PLN guarantees Bali power supply
JAKARTA (JP): State electricity company PT PLN assured on Tuesday that Bali would not suffer power outages despite the breakdown of one of the two power plants on the resort island.
"People in Bali need not be afraid about blackouts. The power plant will resume operation on Thursday at the latest to secure power supply on the island," secretary of PT Pembangkitan Listrik Jawa Bali I (PJB I) Waluyo Nugroho Harjowinoto told The Jakarta Post and Kompas daily.
PLN subsidiary PJB I operates most of PLN's power plants across the country.
Waluyo said the 138.8 megawatt (MW) power plant in Gilimanuk experienced technical failure beginning last Friday.
PLN has reportedly imposed rotating blackouts at night in several towns, including Sanur, Denpasar, Buleleng and Pancasari (Bedugul).
"But repair work on the plant is progressing well and on Thursday, when the power plant will resume operation at half of its peak capacity, the entire island will have enough power supplies both day and night," Waluyo said.

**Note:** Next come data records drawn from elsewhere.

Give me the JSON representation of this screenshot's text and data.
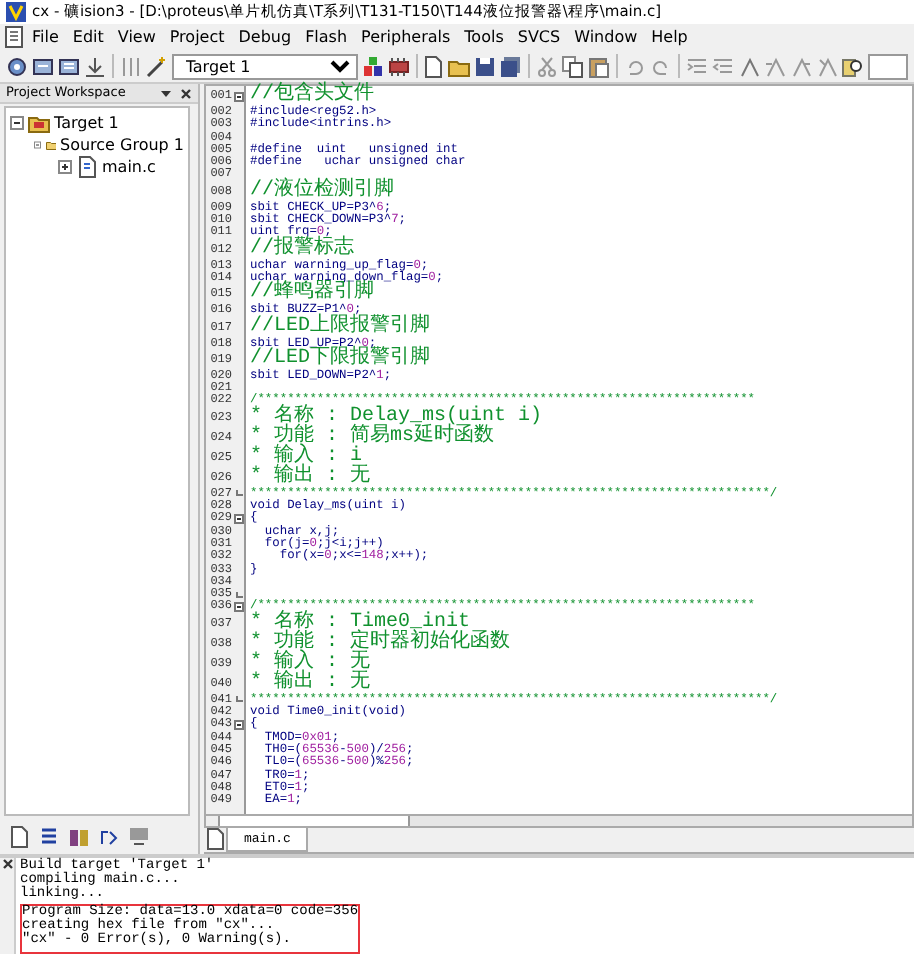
{
  "window": {
    "title": "cx - 礦ision3 - [D:\\proteus\\单片机仿真\\T系列\\T131-T150\\T144液位报警器\\程序\\main.c]"
  },
  "menu": [
    "File",
    "Edit",
    "View",
    "Project",
    "Debug",
    "Flash",
    "Peripherals",
    "Tools",
    "SVCS",
    "Window",
    "Help"
  ],
  "toolbar": {
    "target": "Target 1"
  },
  "workspace": {
    "title": "Project Workspace",
    "tree": [
      {
        "label": "Target 1",
        "kind": "target",
        "expanded": true,
        "children": [
          {
            "label": "Source Group 1",
            "kind": "group",
            "expanded": true,
            "children": [
              {
                "label": "main.c",
                "kind": "file",
                "expanded": false
              }
            ]
          }
        ]
      }
    ]
  },
  "editor": {
    "tabs": [
      {
        "label": "main.c",
        "selected": true
      }
    ],
    "lines": [
      {
        "number": "001",
        "fold_start": true,
        "segments": [
          {
            "kind": "comment",
            "text": "//包含头文件"
          }
        ]
      },
      {
        "number": "002",
        "segments": [
          {
            "kind": "code",
            "text": "#include<reg52.h>"
          }
        ]
      },
      {
        "number": "003",
        "segments": [
          {
            "kind": "code",
            "text": "#include<intrins.h>"
          }
        ]
      },
      {
        "number": "004"
      },
      {
        "number": "005",
        "segments": [
          {
            "kind": "code",
            "text": "#define  uint   unsigned int"
          }
        ]
      },
      {
        "number": "006",
        "segments": [
          {
            "kind": "code",
            "text": "#define   uchar unsigned char"
          }
        ]
      },
      {
        "number": "007"
      },
      {
        "number": "008",
        "segments": [
          {
            "kind": "comment",
            "text": "//液位检测引脚"
          }
        ]
      },
      {
        "number": "009",
        "segments": [
          {
            "kind": "code",
            "text": "sbit CHECK_UP=P3^"
          },
          {
            "kind": "number",
            "text": "6"
          },
          {
            "kind": "code",
            "text": ";"
          }
        ]
      },
      {
        "number": "010",
        "segments": [
          {
            "kind": "code",
            "text": "sbit CHECK_DOWN=P3^"
          },
          {
            "kind": "number",
            "text": "7"
          },
          {
            "kind": "code",
            "text": ";"
          }
        ]
      },
      {
        "number": "011",
        "segments": [
          {
            "kind": "code",
            "text": "uint frq="
          },
          {
            "kind": "number",
            "text": "0"
          },
          {
            "kind": "code",
            "text": ";"
          }
        ]
      },
      {
        "number": "012",
        "segments": [
          {
            "kind": "comment",
            "text": "//报警标志"
          }
        ]
      },
      {
        "number": "013",
        "segments": [
          {
            "kind": "code",
            "text": "uchar warning_up_flag="
          },
          {
            "kind": "number",
            "text": "0"
          },
          {
            "kind": "code",
            "text": ";"
          }
        ]
      },
      {
        "number": "014",
        "segments": [
          {
            "kind": "code",
            "text": "uchar warning_down_flag="
          },
          {
            "kind": "number",
            "text": "0"
          },
          {
            "kind": "code",
            "text": ";"
          }
        ]
      },
      {
        "number": "015",
        "segments": [
          {
            "kind": "comment",
            "text": "//蜂鸣器引脚"
          }
        ]
      },
      {
        "number": "016",
        "segments": [
          {
            "kind": "code",
            "text": "sbit BUZZ=P1^"
          },
          {
            "kind": "number",
            "text": "0"
          },
          {
            "kind": "code",
            "text": ";"
          }
        ]
      },
      {
        "number": "017",
        "segments": [
          {
            "kind": "comment",
            "text": "//LED上限报警引脚"
          }
        ]
      },
      {
        "number": "018",
        "segments": [
          {
            "kind": "code",
            "text": "sbit LED_UP=P2^"
          },
          {
            "kind": "number",
            "text": "0"
          },
          {
            "kind": "code",
            "text": ";"
          }
        ]
      },
      {
        "number": "019",
        "segments": [
          {
            "kind": "comment",
            "text": "//LED下限报警引脚"
          }
        ]
      },
      {
        "number": "020",
        "segments": [
          {
            "kind": "code",
            "text": "sbit LED_DOWN=P2^"
          },
          {
            "kind": "number",
            "text": "1"
          },
          {
            "kind": "code",
            "text": ";"
          }
        ]
      },
      {
        "number": "021"
      },
      {
        "number": "022",
        "segments": [
          {
            "kind": "comment",
            "text": "/*******************************************************************"
          }
        ]
      },
      {
        "number": "023",
        "segments": [
          {
            "kind": "comment",
            "text": "* 名称 : Delay_ms(uint i)"
          }
        ]
      },
      {
        "number": "024",
        "segments": [
          {
            "kind": "comment",
            "text": "* 功能 : 简易ms延时函数"
          }
        ]
      },
      {
        "number": "025",
        "segments": [
          {
            "kind": "comment",
            "text": "* 输入 : i"
          }
        ]
      },
      {
        "number": "026",
        "segments": [
          {
            "kind": "comment",
            "text": "* 输出 : 无"
          }
        ]
      },
      {
        "number": "027",
        "fold_end": true,
        "segments": [
          {
            "kind": "comment",
            "text": "**********************************************************************/"
          }
        ]
      },
      {
        "number": "028",
        "segments": [
          {
            "kind": "code",
            "text": "void Delay_ms(uint i)"
          }
        ]
      },
      {
        "number": "029",
        "fold_start": true,
        "segments": [
          {
            "kind": "code",
            "text": "{"
          }
        ]
      },
      {
        "number": "030",
        "segments": [
          {
            "kind": "code",
            "text": "  uchar x,j;"
          }
        ]
      },
      {
        "number": "031",
        "segments": [
          {
            "kind": "code",
            "text": "  for(j="
          },
          {
            "kind": "number",
            "text": "0"
          },
          {
            "kind": "code",
            "text": ";j<i;j++)"
          }
        ]
      },
      {
        "number": "032",
        "segments": [
          {
            "kind": "code",
            "text": "    for(x="
          },
          {
            "kind": "number",
            "text": "0"
          },
          {
            "kind": "code",
            "text": ";x<="
          },
          {
            "kind": "number",
            "text": "148"
          },
          {
            "kind": "code",
            "text": ";x++);"
          }
        ]
      },
      {
        "number": "033",
        "segments": [
          {
            "kind": "code",
            "text": "}"
          }
        ]
      },
      {
        "number": "034"
      },
      {
        "number": "035",
        "fold_end": true
      },
      {
        "number": "036",
        "fold_start": true,
        "segments": [
          {
            "kind": "comment",
            "text": "/*******************************************************************"
          }
        ]
      },
      {
        "number": "037",
        "segments": [
          {
            "kind": "comment",
            "text": "* 名称 : Time0_init"
          }
        ]
      },
      {
        "number": "038",
        "segments": [
          {
            "kind": "comment",
            "text": "* 功能 : 定时器初始化函数"
          }
        ]
      },
      {
        "number": "039",
        "segments": [
          {
            "kind": "comment",
            "text": "* 输入 : 无"
          }
        ]
      },
      {
        "number": "040",
        "segments": [
          {
            "kind": "comment",
            "text": "* 输出 : 无"
          }
        ]
      },
      {
        "number": "041",
        "fold_end": true,
        "segments": [
          {
            "kind": "comment",
            "text": "**********************************************************************/"
          }
        ]
      },
      {
        "number": "042",
        "segments": [
          {
            "kind": "code",
            "text": "void Time0_init(void)"
          }
        ]
      },
      {
        "number": "043",
        "fold_start": true,
        "segments": [
          {
            "kind": "code",
            "text": "{"
          }
        ]
      },
      {
        "number": "044",
        "segments": [
          {
            "kind": "code",
            "text": "  TMOD="
          },
          {
            "kind": "number",
            "text": "0x01"
          },
          {
            "kind": "code",
            "text": ";"
          }
        ]
      },
      {
        "number": "045",
        "segments": [
          {
            "kind": "code",
            "text": "  TH0=("
          },
          {
            "kind": "number",
            "text": "65536"
          },
          {
            "kind": "code",
            "text": "-"
          },
          {
            "kind": "number",
            "text": "500"
          },
          {
            "kind": "code",
            "text": ")/"
          },
          {
            "kind": "number",
            "text": "256"
          },
          {
            "kind": "code",
            "text": ";"
          }
        ]
      },
      {
        "number": "046",
        "segments": [
          {
            "kind": "code",
            "text": "  TL0=("
          },
          {
            "kind": "number",
            "text": "65536"
          },
          {
            "kind": "code",
            "text": "-"
          },
          {
            "kind": "number",
            "text": "500"
          },
          {
            "kind": "code",
            "text": ")%"
          },
          {
            "kind": "number",
            "text": "256"
          },
          {
            "kind": "code",
            "text": ";"
          }
        ]
      },
      {
        "number": "047",
        "segments": [
          {
            "kind": "code",
            "text": "  TR0="
          },
          {
            "kind": "number",
            "text": "1"
          },
          {
            "kind": "code",
            "text": ";"
          }
        ]
      },
      {
        "number": "048",
        "segments": [
          {
            "kind": "code",
            "text": "  ET0="
          },
          {
            "kind": "number",
            "text": "1"
          },
          {
            "kind": "code",
            "text": ";"
          }
        ]
      },
      {
        "number": "049",
        "segments": [
          {
            "kind": "code",
            "text": "  EA="
          },
          {
            "kind": "number",
            "text": "1"
          },
          {
            "kind": "code",
            "text": ";"
          }
        ]
      }
    ]
  },
  "output": {
    "lines": [
      {
        "text": "Build target 'Target 1'",
        "boxed": false
      },
      {
        "text": "compiling main.c...",
        "boxed": false
      },
      {
        "text": "linking...",
        "boxed": false
      },
      {
        "text": "Program Size: data=13.0 xdata=0 code=356",
        "boxed": true
      },
      {
        "text": "creating hex file from \"cx\"...",
        "boxed": true
      },
      {
        "text": "\"cx\" - 0 Error(s), 0 Warning(s).",
        "boxed": true
      }
    ]
  }
}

"The interruption in the operation of the power plant is merely because of a technical problem. No nontechnical factors are involved."
He said broken diffusers created difficulties in combustion and start-up at the plant. The company has dispatched new parts from Java to return the power plant to full capacity.
However, Waluyo said technicians at the power plant believed they would be able to fix the system to operate at half capacity pending the arrival of the new components.
Waluyo said Bali normally received a power supply of 335 MW, including 140 MW from Gilimanuk, 95 MW from the island's other plant at Pesanggerahan and 90 MW from Java through an underwater cable.
The island's energy needs are about 170 MW during daytime and about 270 MW at night.
An employee of state fishing company Samudra Besar, Sutarjo, told the Post that local residents were surprised by a short power outage on Friday.
"Normally, PLN makes an announcement prior to any power blackout," said the Denpasar resident.
He added that most residents of Bali were unaware of the problems at Gilimanuk because they were not covered by local newspapers.
"But even if the power plant has problems, we don't want to see them reported by local newspapers due to the fear that such a negative news story could cause unnecessary worry among the public and the tourist industry, whose operations depend mainly on power supplies," Sutarjo added.
Until last year, Bali's sole power plant was at Pesanggerahan, with the rest of its energy supplied from Java through the Java- Bali inter-connected power grid.
PLN decided last year to relocate one unit of the Muara Tawar power plant in East Java to Gilimanuk to secure power supplies on the island following damage to underwater cables.
PLN's contractors have tried to lay six underwater cables to transmit power from Java to Bali since 1984. Only one of the cables can operate properly, with the others damaged by ships' anchors or rocks. The strait separating Java and Bali is known for its strong undercurrent.
Analysts fear Bali could suffer blackouts in the future if it remains dependent on one underwater cable. (jsk)